§ **How to complete this task**: Copy all of the records below verbatim.
(Dataset extract)
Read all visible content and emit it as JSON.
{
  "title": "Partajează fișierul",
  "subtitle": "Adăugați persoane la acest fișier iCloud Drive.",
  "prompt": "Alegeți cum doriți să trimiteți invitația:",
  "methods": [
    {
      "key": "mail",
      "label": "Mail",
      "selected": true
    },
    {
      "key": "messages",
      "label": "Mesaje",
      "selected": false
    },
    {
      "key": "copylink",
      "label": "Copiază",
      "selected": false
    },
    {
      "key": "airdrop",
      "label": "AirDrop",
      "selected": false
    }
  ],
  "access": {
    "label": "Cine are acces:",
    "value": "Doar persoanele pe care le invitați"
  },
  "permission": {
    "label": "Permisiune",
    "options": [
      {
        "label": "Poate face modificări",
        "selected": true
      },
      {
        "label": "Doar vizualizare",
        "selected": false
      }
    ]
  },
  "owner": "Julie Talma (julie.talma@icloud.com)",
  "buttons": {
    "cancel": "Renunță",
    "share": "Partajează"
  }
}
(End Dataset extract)
§ **Result below**:
Read all visible content and emit it as JSON.
{
  "title": "Partajează fișierul",
  "subtitle": "Adăugați persoane la acest fișier iCloud Drive.",
  "prompt": "Alegeți cum doriți să trimiteți invitația:",
  "methods": [
    {
      "key": "mail",
      "label": "Mail",
      "selected": true
    },
    {
      "key": "messages",
      "label": "Mesaje",
      "selected": false
    },
    {
      "key": "copylink",
      "label": "Copiază",
      "selected": false
    },
    {
      "key": "airdrop",
      "label": "AirDrop",
      "selected": false
    }
  ],
  "access": {
    "label": "Cine are acces:",
    "value": "Doar persoanele pe care le invitați"
  },
  "permission": {
    "label": "Permisiune",
    "options": [
      {
        "label": "Poate face modificări",
        "selected": true
      },
      {
        "label": "Doar vizualizare",
        "selected": false
      }
    ]
  },
  "owner": "Julie Talma (julie.talma@icloud.com)",
  "buttons": {
    "cancel": "Renunță",
    "share": "Partajează"
  }
}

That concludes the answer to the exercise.